## REQUIREMENT
Supply the number of lines below containing "label", nothing else.
(DATA FOR THIS TASK)
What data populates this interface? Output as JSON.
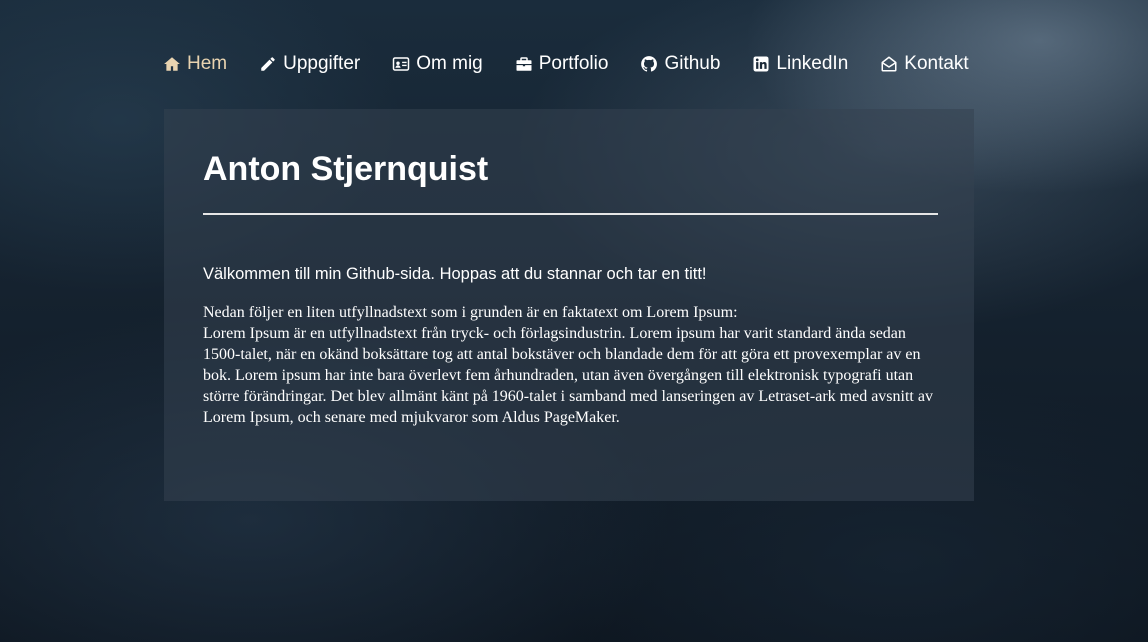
{
  "nav": {
    "items": [
      {
        "label": "Hem",
        "icon": "home-icon"
      },
      {
        "label": "Uppgifter",
        "icon": "pencil-icon"
      },
      {
        "label": "Om mig",
        "icon": "id-card-icon"
      },
      {
        "label": "Portfolio",
        "icon": "briefcase-icon"
      },
      {
        "label": "Github",
        "icon": "github-icon"
      },
      {
        "label": "LinkedIn",
        "icon": "linkedin-icon"
      },
      {
        "label": "Kontakt",
        "icon": "envelope-open-icon"
      }
    ],
    "active": "Hem"
  },
  "colors": {
    "active_nav": "#e8d3b0",
    "text": "#ffffff"
  },
  "main": {
    "title": "Anton Stjernquist",
    "welcome": "Välkommen till min Github-sida. Hoppas att du stannar och tar en titt!",
    "intro": "Nedan följer en liten utfyllnadstext som i grunden är en faktatext om Lorem Ipsum:",
    "body": "Lorem Ipsum är en utfyllnadstext från tryck- och förlagsindustrin. Lorem ipsum har varit standard ända sedan 1500-talet, när en okänd boksättare tog att antal bokstäver och blandade dem för att göra ett provexemplar av en bok. Lorem ipsum har inte bara överlevt fem århundraden, utan även övergången till elektronisk typografi utan större förändringar. Det blev allmänt känt på 1960-talet i samband med lanseringen av Letraset-ark med avsnitt av Lorem Ipsum, och senare med mjukvaror som Aldus PageMaker."
  }
}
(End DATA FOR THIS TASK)
## ANSWER FOR THE TASK
7